“How could this be constitutional?” asked Luise Barrack, a real estate lawyer who heads the litigation department at Rosenberg & Estis. “You would completely abrogate private [lease] contracts. If there’s no aid from the government, who’s going to cover the shortfall?”
Sherwin Belkin, one of the founding partners at Belkin, Burden & Goldman, said the bill “raises real constitutional issues. The state can’t just step in and say 25 percent of a year’s rent obligation is wiped out.” He added that many other cities and states have passed measures that defer rent for a few months, rather than waiving it entirely. Los Angeles, for example, recently passed an ordinance that allows renters to defer their rent during the outbreak but requires that they pay it back within a year.
But Gianaris, who is an attorney, said he and his staff have done the legal research to confirm that it would be constitutional. A government action does not qualify as a taking — or violate property rights — if it aims to protect the “health, safety and welfare” of the public, according to a series of U.S. Supreme Court cases decided in the late 19th and early 20th centuries.
“I’m confident it’s completely constitutional,” said the Queens Democrat. “There is longstanding jurisprudence that at times of emergency, rents can be regulated by the states under police [government] power. There is a balancing test that gets into whether the taking clause can be overridden, and the questions are: Are you in an emergency? And is it temporary?” He noted that the bill fulfills both those requirements.
“The humanitarian crisis that’s about to crash down on us is only a few days away,” explained Gianaris. “The rents are not going to get paid regardless because people don’t have money.
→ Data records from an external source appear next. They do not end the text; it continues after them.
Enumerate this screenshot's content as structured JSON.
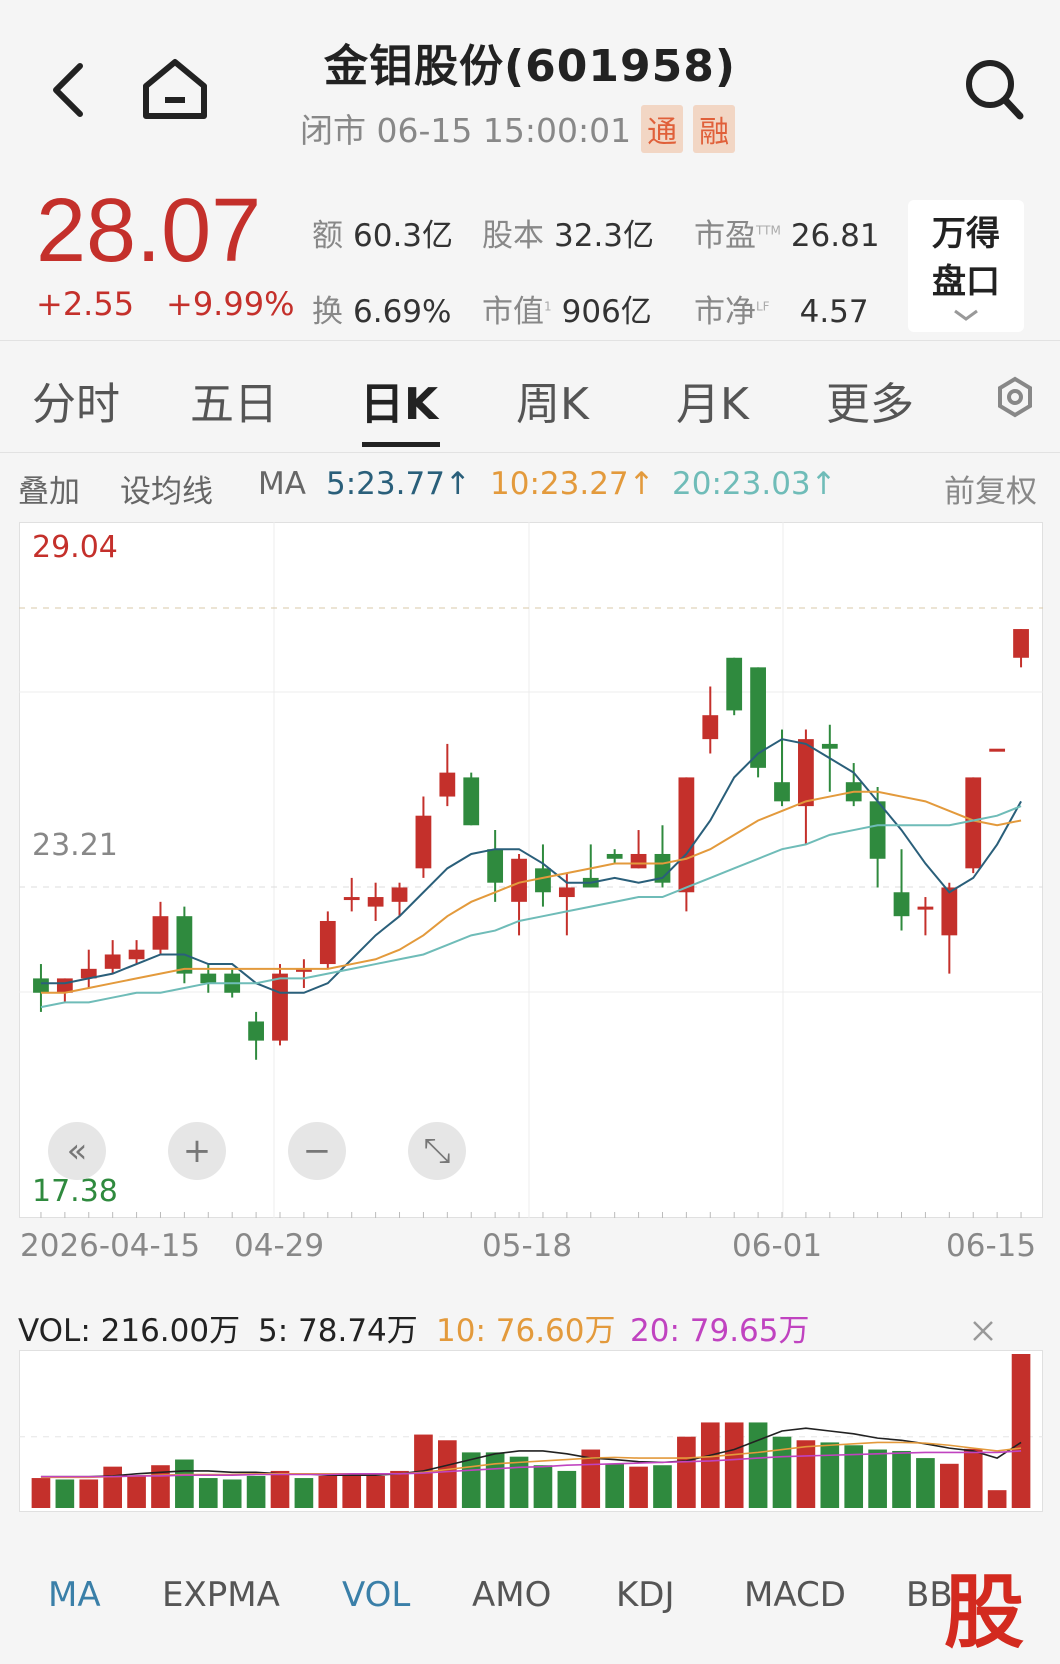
{
  "header": {
    "title": "金钼股份(601958)",
    "status": "闭市 06-15 15:00:01",
    "badges": [
      "通",
      "融"
    ]
  },
  "quote": {
    "price": "28.07",
    "change": "+2.55",
    "change_pct": "+9.99%",
    "stats": [
      {
        "label": "额",
        "value": "60.3亿"
      },
      {
        "label": "股本",
        "value": "32.3亿"
      },
      {
        "label": "市盈",
        "sup": "TTM",
        "value": "26.81"
      },
      {
        "label": "换",
        "value": "6.69%"
      },
      {
        "label": "市值",
        "sup": "1",
        "value": "906亿"
      },
      {
        "label": "市净",
        "sup": "LF",
        "value": "4.57"
      }
    ],
    "wande_button": [
      "万得",
      "盘口"
    ]
  },
  "tabs": [
    "分时",
    "五日",
    "日K",
    "周K",
    "月K",
    "更多"
  ],
  "active_tab": "日K",
  "ma_bar": {
    "overlay": "叠加",
    "set_ma": "设均线",
    "ma_label": "MA",
    "ma5": "5:23.77↑",
    "ma10": "10:23.27↑",
    "ma20": "20:23.03↑",
    "adjust": "前复权"
  },
  "colors": {
    "up": "#c4302b",
    "down": "#2f8a3e",
    "ma5": "#2a5f7a",
    "ma10": "#e39a3c",
    "ma20": "#6fbcb8",
    "vol_ma20": "#c043c0"
  },
  "chart_data": {
    "type": "candlestick",
    "y_labels": {
      "high": "29.04",
      "mid": "23.21",
      "low": "17.38"
    },
    "ylim": [
      17.38,
      29.04
    ],
    "x_labels": [
      "2026-04-15",
      "04-29",
      "05-18",
      "06-01",
      "06-15"
    ],
    "candles": [
      [
        21.3,
        21.0,
        21.6,
        20.6
      ],
      [
        21.0,
        21.3,
        21.3,
        20.8
      ],
      [
        21.3,
        21.5,
        21.9,
        21.1
      ],
      [
        21.5,
        21.8,
        22.1,
        21.4
      ],
      [
        21.7,
        21.9,
        22.1,
        21.6
      ],
      [
        21.9,
        22.6,
        22.9,
        21.8
      ],
      [
        22.6,
        21.4,
        22.8,
        21.2
      ],
      [
        21.4,
        21.2,
        21.6,
        21.0
      ],
      [
        21.4,
        21.0,
        21.5,
        20.9
      ],
      [
        20.4,
        20.0,
        20.6,
        19.6
      ],
      [
        20.0,
        21.4,
        21.6,
        19.9
      ],
      [
        21.5,
        21.5,
        21.7,
        21.1
      ],
      [
        21.6,
        22.5,
        22.7,
        21.5
      ],
      [
        23.0,
        23.0,
        23.4,
        22.7
      ],
      [
        22.8,
        23.0,
        23.3,
        22.5
      ],
      [
        22.9,
        23.2,
        23.3,
        22.6
      ],
      [
        23.6,
        24.7,
        25.1,
        23.4
      ],
      [
        25.1,
        25.6,
        26.2,
        24.9
      ],
      [
        25.5,
        24.5,
        25.6,
        24.5
      ],
      [
        24.0,
        23.3,
        24.4,
        22.9
      ],
      [
        22.9,
        23.8,
        23.9,
        22.2
      ],
      [
        23.6,
        23.1,
        24.1,
        22.8
      ],
      [
        23.0,
        23.2,
        23.5,
        22.2
      ],
      [
        23.4,
        23.2,
        24.1,
        23.2
      ],
      [
        23.9,
        23.8,
        24.0,
        23.7
      ],
      [
        23.6,
        23.9,
        24.4,
        23.6
      ],
      [
        23.9,
        23.3,
        24.5,
        23.2
      ],
      [
        23.1,
        25.5,
        25.5,
        22.7
      ],
      [
        26.3,
        26.8,
        27.4,
        26.0
      ],
      [
        28.0,
        26.9,
        28.0,
        26.8
      ],
      [
        27.8,
        25.7,
        27.8,
        25.5
      ],
      [
        25.4,
        25.0,
        26.5,
        24.9
      ],
      [
        24.9,
        26.3,
        26.5,
        24.1
      ],
      [
        26.2,
        26.1,
        26.6,
        25.2
      ],
      [
        25.4,
        25.0,
        25.8,
        24.9
      ],
      [
        25.0,
        23.8,
        25.3,
        23.2
      ],
      [
        23.1,
        22.6,
        24.0,
        22.3
      ],
      [
        22.8,
        22.8,
        23.0,
        22.2
      ],
      [
        22.2,
        23.2,
        23.3,
        21.4
      ],
      [
        23.6,
        25.5,
        25.5,
        23.5
      ],
      [
        26.1,
        26.1,
        26.1,
        26.1
      ],
      [
        28.0,
        28.6,
        28.6,
        27.8
      ]
    ],
    "ma5": [
      21.2,
      21.2,
      21.3,
      21.4,
      21.6,
      21.8,
      21.8,
      21.6,
      21.6,
      21.2,
      21.0,
      21.0,
      21.2,
      21.7,
      22.2,
      22.6,
      23.1,
      23.6,
      23.9,
      24.0,
      24.0,
      23.7,
      23.3,
      23.3,
      23.4,
      23.3,
      23.4,
      23.9,
      24.6,
      25.5,
      26.0,
      26.3,
      26.2,
      25.9,
      25.6,
      25.0,
      24.4,
      23.7,
      23.1,
      23.4,
      24.1,
      25.0
    ],
    "ma10": [
      21.0,
      21.0,
      21.1,
      21.2,
      21.3,
      21.4,
      21.5,
      21.5,
      21.5,
      21.5,
      21.5,
      21.5,
      21.5,
      21.6,
      21.7,
      21.9,
      22.2,
      22.6,
      22.9,
      23.1,
      23.3,
      23.4,
      23.5,
      23.6,
      23.7,
      23.7,
      23.7,
      23.8,
      24.0,
      24.3,
      24.6,
      24.8,
      25.0,
      25.1,
      25.2,
      25.2,
      25.1,
      25.0,
      24.8,
      24.6,
      24.5,
      24.6
    ],
    "ma20": [
      20.7,
      20.8,
      20.8,
      20.9,
      21.0,
      21.0,
      21.1,
      21.2,
      21.2,
      21.2,
      21.3,
      21.3,
      21.4,
      21.5,
      21.6,
      21.7,
      21.8,
      22.0,
      22.2,
      22.3,
      22.5,
      22.6,
      22.7,
      22.8,
      22.9,
      23.0,
      23.0,
      23.2,
      23.4,
      23.6,
      23.8,
      24.0,
      24.1,
      24.3,
      24.4,
      24.5,
      24.5,
      24.5,
      24.5,
      24.6,
      24.7,
      24.9
    ]
  },
  "vol_bar": {
    "vol": "VOL: 216.00万",
    "ma5": "5: 78.74万",
    "ma10": "10: 76.60万",
    "ma20": "20: 79.65万"
  },
  "vol_data": {
    "max": 216,
    "values": [
      42,
      40,
      40,
      58,
      45,
      60,
      68,
      42,
      40,
      45,
      52,
      42,
      45,
      48,
      45,
      52,
      103,
      95,
      78,
      78,
      72,
      60,
      52,
      82,
      62,
      58,
      60,
      100,
      120,
      120,
      120,
      100,
      95,
      92,
      88,
      82,
      80,
      70,
      62,
      83,
      25,
      216
    ],
    "up": [
      true,
      false,
      true,
      true,
      true,
      true,
      false,
      false,
      false,
      false,
      true,
      false,
      true,
      true,
      true,
      true,
      true,
      true,
      false,
      false,
      false,
      false,
      false,
      true,
      false,
      true,
      false,
      true,
      true,
      true,
      false,
      false,
      true,
      false,
      false,
      false,
      false,
      false,
      true,
      true,
      true,
      true
    ],
    "ma5": [
      44,
      44,
      44,
      45,
      48,
      50,
      52,
      52,
      50,
      50,
      48,
      48,
      46,
      46,
      46,
      48,
      52,
      60,
      68,
      76,
      80,
      80,
      76,
      70,
      68,
      65,
      64,
      66,
      74,
      82,
      95,
      108,
      112,
      108,
      104,
      98,
      95,
      90,
      84,
      80,
      70,
      92
    ],
    "ma10": [
      43,
      43,
      43,
      44,
      45,
      46,
      47,
      47,
      47,
      48,
      48,
      48,
      48,
      48,
      48,
      48,
      50,
      54,
      58,
      62,
      64,
      66,
      68,
      70,
      71,
      70,
      70,
      70,
      72,
      75,
      78,
      82,
      86,
      88,
      90,
      92,
      92,
      91,
      88,
      84,
      80,
      84
    ],
    "ma20": [
      44,
      44,
      44,
      44,
      45,
      45,
      46,
      46,
      46,
      47,
      47,
      47,
      47,
      48,
      48,
      48,
      49,
      51,
      53,
      55,
      57,
      58,
      60,
      61,
      62,
      63,
      64,
      65,
      66,
      68,
      70,
      72,
      73,
      74,
      75,
      76,
      77,
      78,
      78,
      78,
      78,
      80
    ]
  },
  "indicators": [
    "MA",
    "EXPMA",
    "VOL",
    "AMO",
    "KDJ",
    "MACD",
    "BB"
  ]
}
If we don’t put some regulatory structure around it, we’re going to have a wave of foreclosures and evictions three months from now.”
Ellen Davidson, a longtime tenant attorney at the Legal Aid Society, said she hadn’t yet had the time to “parse the research necessary to come up with a legal opinion.” However, she emphasized that thousands of New Yorkers are at risk of losing their homes once the eviction ban expires.
“While the eviction moratorium is welcome, we’re about to hit a crisis that we could never have imagined once the stay is lifted,” said Davidson. “A lot of people in our city have lost income and will not have access to unemployment benefits, and they will not be able to pay their rent. There has to be something that prevents tens, if not hundreds, of thousands of people being thrown from their homes when this is lifted.”
She added that if the virus returns, “We will have families living on the street with nowhere to go when the virus comes back in the fall. Because we have this moment of pause it doesn’t seem like there’s a sense of urgency from our state and federal electeds about what we’re going to do. You can’t address a pandemic if everyone’s homeless. You can’t socially isolate in a shelter and you can’t socially isolate on the streets.”